The pandemic has forced nearly two-thirds of Americans to now work remotely, according to a Gallup poll. The number has doubled since mid-March, shining a light on whether a global pandemic—when everything is unknown and constantly changing—is a good time to go back to school or change careers.
Working from home has benefits—exchanging a commute for cooking dinner and using lunch hours for a creative project, for example—and disadvantages. For Joshua Pierce, a local graphic designer and photographer for the Sacramento Kings, it was the latter.
“I started working from home, and over a couple months, working from home turned into a furlough, thus proving my job was disposable,” Pierce says. “Once the furlough came, the wheels started spinning in my head that I should start thinking of my next move.”
Rachael Marshall, Ph.D., assistant professor of counselor education and career counseling specialization coordinator at Sacramento State, says that we can study a few different times in our nation’s history to see impacts on education and career development: The Spanish flu led to career changes, for example, and recessions have often been motivators for people to reach for higher education.
“More people apply to graduate school hoping to be more competitive in a market with more supply of workers than demand, and to discover different work and meaning,” Marshall says.
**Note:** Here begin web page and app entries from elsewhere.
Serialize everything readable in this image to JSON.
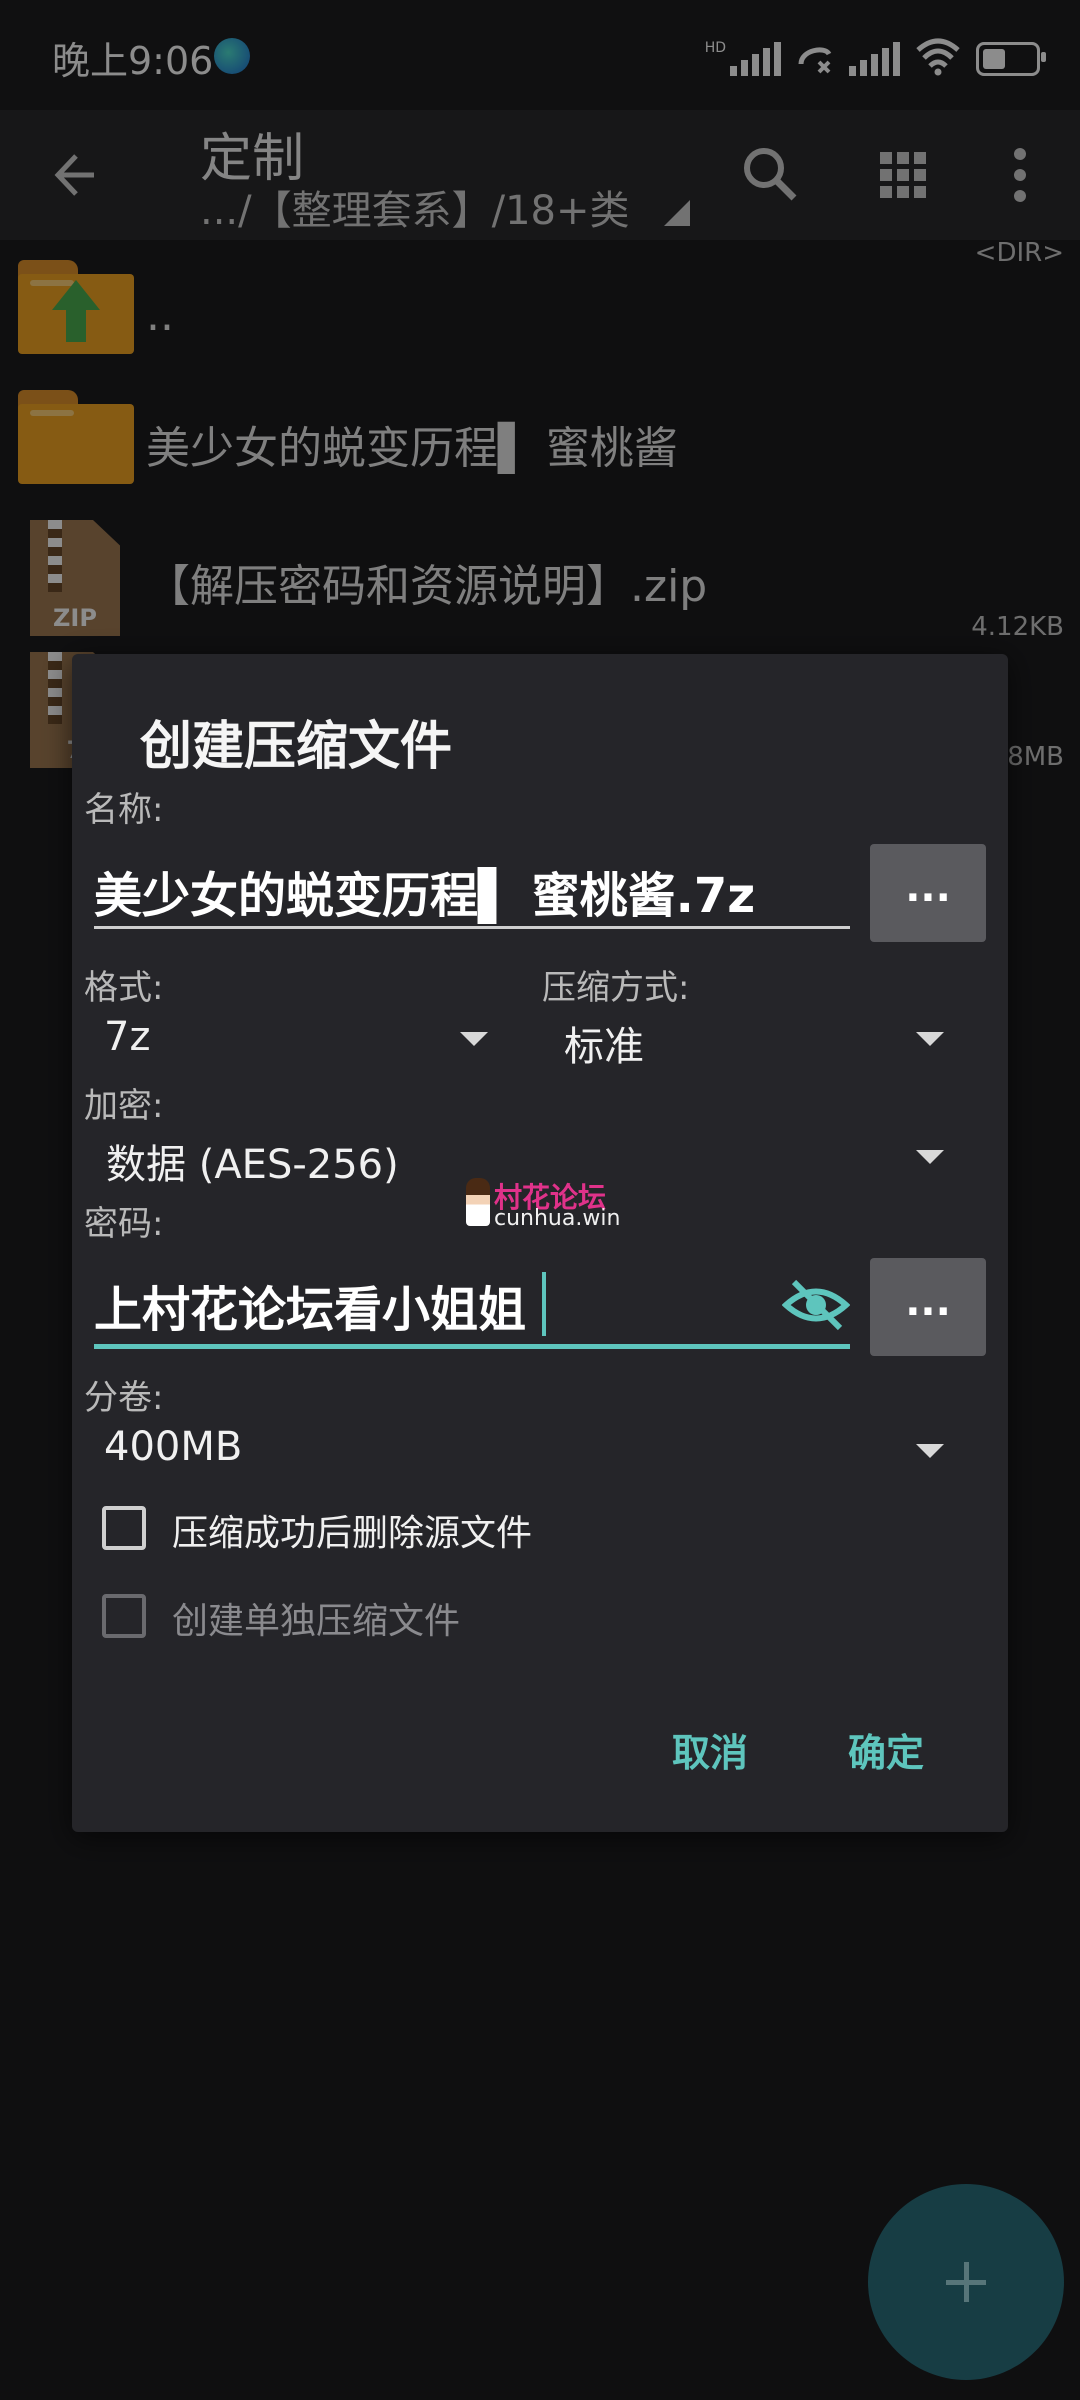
{
  "status_bar": {
    "time": "晚上9:06",
    "hd_label": "HD",
    "battery_level": 0.4
  },
  "toolbar": {
    "title": "定制",
    "path": ".../【整理套系】/18+类"
  },
  "file_list": [
    {
      "name": "..",
      "meta": "",
      "type": "parent-folder"
    },
    {
      "name": "美少女的蜕变历程▌ 蜜桃酱",
      "meta": "<DIR>",
      "type": "folder"
    },
    {
      "name": "【解压密码和资源说明】.zip",
      "meta": "4.12KB",
      "type": "zip"
    },
    {
      "name": "",
      "meta": "8MB",
      "type": "7z"
    }
  ],
  "dialog": {
    "title": "创建压缩文件",
    "name_label": "名称:",
    "name_value": "美少女的蜕变历程▌ 蜜桃酱.7z",
    "more_label": "...",
    "format_label": "格式:",
    "format_value": "7z",
    "compression_label": "压缩方式:",
    "compression_value": "标准",
    "encryption_label": "加密:",
    "encryption_value": "数据 (AES-256)",
    "password_label": "密码:",
    "password_value": "上村花论坛看小姐姐",
    "volume_label": "分卷:",
    "volume_value": "400MB",
    "delete_source_label": "压缩成功后删除源文件",
    "separate_archive_label": "创建单独压缩文件",
    "cancel_label": "取消",
    "ok_label": "确定"
  },
  "watermark": {
    "line1": "村花论坛",
    "line2": "cunhua.win"
  },
  "colors": {
    "accent": "#5ec5bd",
    "folder": "#f5a623",
    "dialog_bg": "#252529",
    "fab": "#2a6f7c"
  }
}
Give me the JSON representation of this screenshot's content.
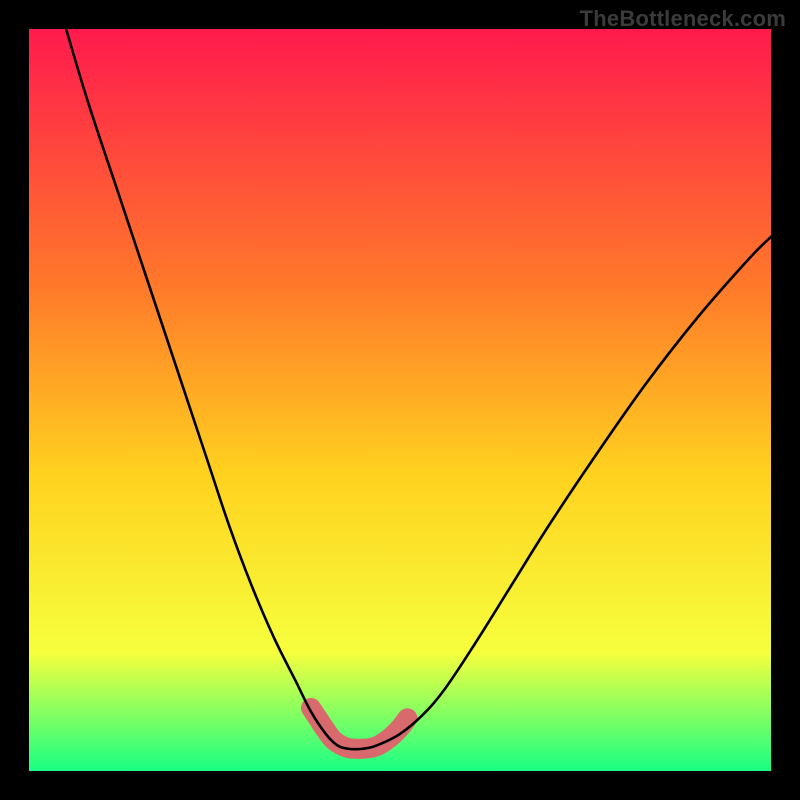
{
  "watermark": "TheBottleneck.com",
  "colors": {
    "frame": "#000000",
    "curve": "#000000",
    "marker": "#d86a6d",
    "grad_top": "#ff1a4d",
    "grad_mid1": "#ff7a2a",
    "grad_mid2": "#ffd21f",
    "grad_mid3": "#f6ff3d",
    "grad_bottom": "#19ff84"
  },
  "plot": {
    "left": 29,
    "top": 29,
    "size": 742
  },
  "chart_data": {
    "type": "line",
    "title": "",
    "xlabel": "",
    "ylabel": "",
    "xlim": [
      0,
      100
    ],
    "ylim": [
      0,
      100
    ],
    "grid": false,
    "series": [
      {
        "name": "curve",
        "x": [
          5,
          8,
          12,
          16,
          20,
          24,
          27,
          30,
          33,
          36,
          38,
          40,
          41.5,
          43,
          45,
          47,
          50,
          53,
          56,
          60,
          65,
          70,
          76,
          83,
          90,
          97,
          100
        ],
        "values": [
          100,
          90,
          78,
          66,
          54,
          42,
          33,
          25,
          18,
          12,
          8,
          5,
          3.5,
          3,
          3,
          3.5,
          5,
          7.5,
          11,
          17,
          25,
          33,
          42,
          52,
          61,
          69,
          72
        ]
      },
      {
        "name": "marker",
        "x": [
          38,
          39,
          40,
          41,
          42,
          43,
          44,
          45,
          46,
          47,
          48,
          49,
          50,
          51
        ],
        "values": [
          8.5,
          7,
          5.5,
          4.2,
          3.5,
          3.1,
          3,
          3,
          3.1,
          3.4,
          4,
          4.8,
          5.8,
          7.1
        ]
      }
    ],
    "annotations": []
  }
}
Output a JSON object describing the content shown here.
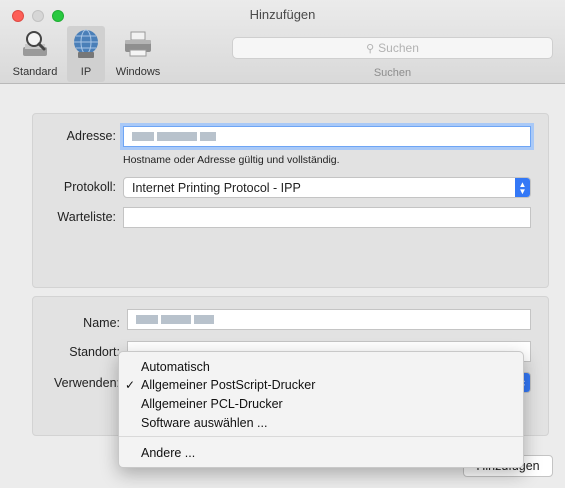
{
  "window": {
    "title": "Hinzufügen"
  },
  "toolbar": {
    "items": [
      {
        "label": "Standard",
        "icon": "standard-printer-icon"
      },
      {
        "label": "IP",
        "icon": "globe-icon"
      },
      {
        "label": "Windows",
        "icon": "windows-printer-icon"
      }
    ],
    "search_placeholder": "Suchen",
    "search_caption": "Suchen",
    "selected": "IP"
  },
  "form": {
    "address_label": "Adresse:",
    "address_hint": "Hostname oder Adresse gültig und vollständig.",
    "protocol_label": "Protokoll:",
    "protocol_value": "Internet Printing Protocol - IPP",
    "queue_label": "Warteliste:",
    "queue_value": "",
    "name_label": "Name:",
    "location_label": "Standort:",
    "use_label": "Verwenden:"
  },
  "use_menu": {
    "items": [
      {
        "label": "Automatisch",
        "checked": false
      },
      {
        "label": "Allgemeiner PostScript-Drucker",
        "checked": true
      },
      {
        "label": "Allgemeiner PCL-Drucker",
        "checked": false
      },
      {
        "label": "Software auswählen ...",
        "checked": false
      },
      {
        "label": "Andere ...",
        "checked": false
      }
    ],
    "check_glyph": "✓"
  },
  "buttons": {
    "add_label": "Hinzufügen"
  },
  "colors": {
    "accent": "#3478f6",
    "focus_ring": "#a9c9f7"
  }
}
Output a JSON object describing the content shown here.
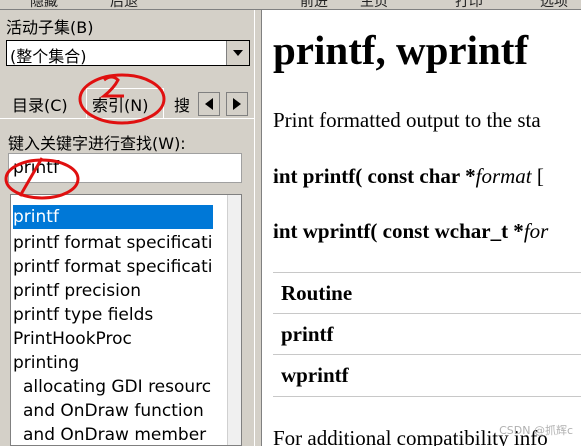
{
  "toolbar": {
    "items": [
      "隐藏",
      "后退",
      "前进",
      "主页",
      "打印",
      "选项"
    ]
  },
  "left": {
    "subset_label": "活动子集(B)",
    "subset_value": "(整个集合)",
    "tabs": {
      "contents": "目录(C)",
      "index": "索引(N)",
      "search": "搜"
    },
    "keyword_label": "键入关键字进行查找(W):",
    "keyword_value": "printf",
    "list_items": [
      "printf",
      "printf format specificati",
      "printf format specificati",
      "printf precision",
      "printf type fields",
      "PrintHookProc",
      "printing",
      "allocating GDI resourc",
      "and OnDraw function",
      "and OnDraw member"
    ]
  },
  "content": {
    "title": "printf, wprintf",
    "intro": "Print formatted output to the sta",
    "sig1_a": "int printf( const char *",
    "sig1_b": "format",
    "sig1_c": " [",
    "sig2_a": "int wprintf( const wchar_t *",
    "sig2_b": "for",
    "table_header": "Routine",
    "table_rows": [
      "printf",
      "wprintf"
    ],
    "footer": "For additional compatibility info"
  },
  "watermark": "CSDN @抓辉c",
  "colors": {
    "selection": "#0078d7",
    "annotation": "#e01010",
    "chrome": "#d4d0c8"
  }
}
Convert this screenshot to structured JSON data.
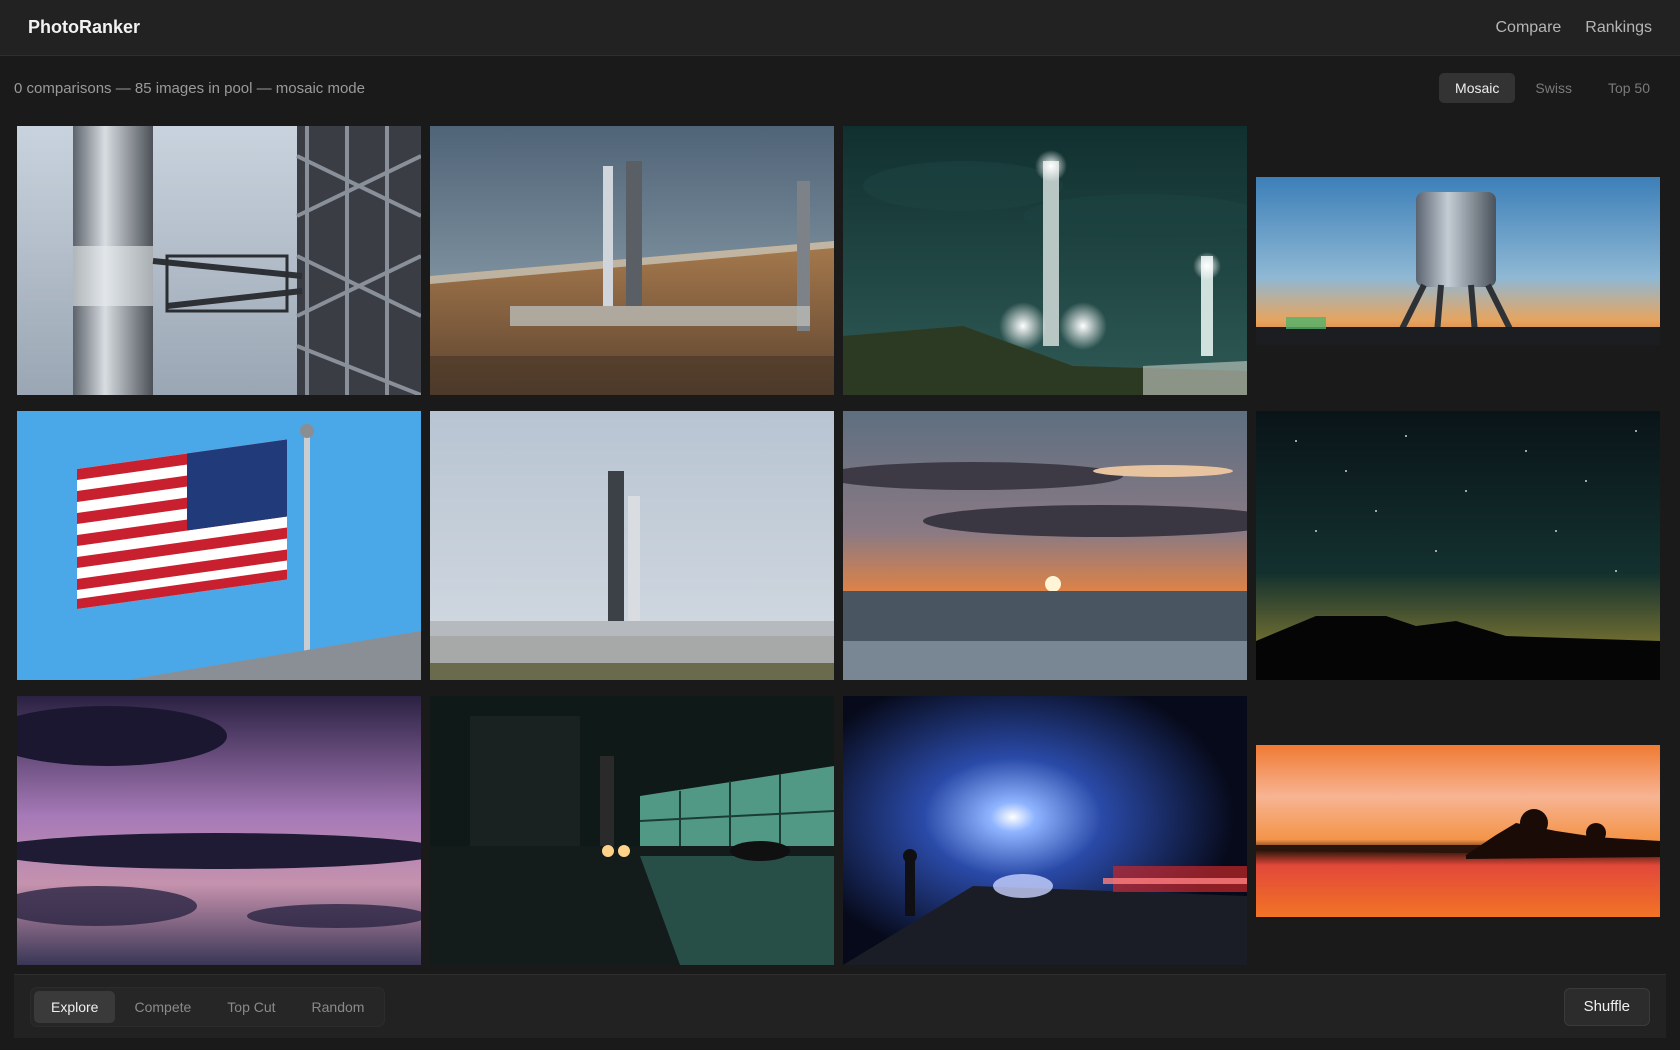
{
  "app": {
    "title": "PhotoRanker"
  },
  "nav": {
    "compare": "Compare",
    "rankings": "Rankings"
  },
  "status": {
    "text": "0 comparisons — 85 images in pool — mosaic mode"
  },
  "modes": [
    "Mosaic",
    "Swiss",
    "Top 50"
  ],
  "active_mode": "Mosaic",
  "photos": [
    {
      "subject": "rocket-tower-closeup"
    },
    {
      "subject": "launch-site-coast"
    },
    {
      "subject": "night-tower-lights"
    },
    {
      "subject": "water-tower-sunset"
    },
    {
      "subject": "american-flag"
    },
    {
      "subject": "launch-tower-daylight"
    },
    {
      "subject": "ocean-sunset"
    },
    {
      "subject": "starry-night"
    },
    {
      "subject": "purple-storm-sky"
    },
    {
      "subject": "rainy-night-building"
    },
    {
      "subject": "night-road-lights"
    },
    {
      "subject": "orange-lake-sunset"
    }
  ],
  "bottom_tabs": [
    "Explore",
    "Compete",
    "Top Cut",
    "Random"
  ],
  "active_tab": "Explore",
  "shuffle_label": "Shuffle",
  "colors": {
    "background": "#1a1a1a",
    "panel": "#222222",
    "active": "#3a3a3a"
  }
}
But she also points out: “The first and easiest thing to cut in government spending is education. This could mean higher tuition and more student debt.” Still, she says, the advancement of online teaching broadens access, which might make now a good time for some to return to school.
Sarah Turold, a work-from-home mom of three in Lincoln and assistant director of special education at Inspire Schools, will do just that. She intends to complete her administrative credential to strengthen her current employment position and widen her network opportunities.
“The program has been adapted to an online platform, opposed to in-person, which makes it more self-paced and easier to schedule around my work and home life,” Turold says.
Experiencing a global pandemic has caused people to pause and evaluate what’s important to them in terms of values and how they spend their time, says Allison Moore, a women’s life coach at Allison Moore Coaching.
“If you’re looking to make a change right now, take a personal and professional inventory of your skills, talents and dreams and see where they intersect. Search for a job opportunity in your city or expand your search nationwide,” Moore says. She recommends people take an online class, read a book or set monthly goals and start working through action items.
“We don’t know when the pandemic will end,” she says. “You don’t want to look back and regret the time you had to make a big—or small—change.”
Pierce, the former photographer and designer, plans to go back to school to pursue a medical career as a nurse practitioner in an operating room. This aligns with the findings that, according to Marshall, industries needed to support COVID-19 are seeing increases in interest while those that could put others at risk are decreasing.
“While it’s not a great time to start a bar or restaurant, more innovative-based work in technology—social, new products, consultant work, etc.—as well as medical-based jobs could work better for the needs of the nation,” Marshall says.
Pierce hopes to help patients he will care for in “this new world we’re living in,” but he also seeks a career that will provide him financial and job security, even in a pandemic.
“It’s a crazy and unpredictable world we are living in,” he says, “but we hope taking action and planning ahead will leave us better prepared if something like this ever happens again.”